Literacy refers to the ability to read and write. However, in order to succeed at these skills, children need to first develop phonological awareness skills. Letter sound knowledge and phonological awareness skills are found to be predictors of reading success.
These are often referred to as ‘pre-literacy’ skills or the building blocks for literacy.
Phonological awareness refers to the knowledge of speech sound skills such as:
- Letter-sound knowledge
- Knowing which letters makes what sound
- For example: ‘f’ makes a ‘fff’ sound as in ‘fish’
- Identifying letters in words
- Knowing what sound is at the beginning, middle and end of the word
- For example, the first sound of ‘bat’ is ‘b’, last sound is ‘t’ and the middle sound is ‘a’

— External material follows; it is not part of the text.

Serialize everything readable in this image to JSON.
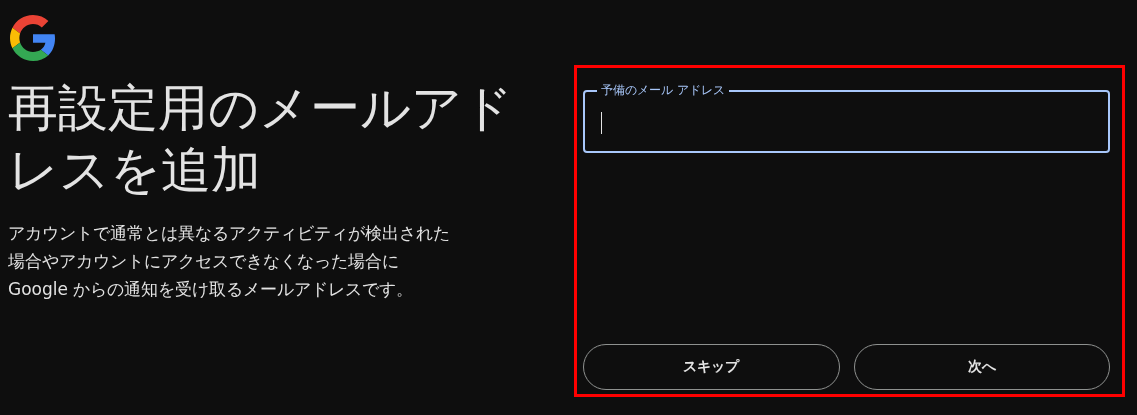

- Manipulating and deleting sounds in words
- Manipulating sounds – for example, say ‘bat’ but replace the ‘b’ sound with a ‘h’ (answer: hat)
- Deleting sounds – for example, say ‘splat’ without the ‘l’ sound (answer: spat)
- Blending and segmenting sounds with words
- Blending – when individual sounds are given and the child must blend them together to create a word (e.g. when given the sounds ‘m’, ’oo’ and ’n’, they are able to piece it together to make ‘moon’
- Segmenting – breaking down individual sounds when given a word (e.g. ‘bark’ is made of ‘b-ar-k’)
Children need to be competent and confident in all these skills in order to achieve success in reading and spelling familiar and unfamiliar words.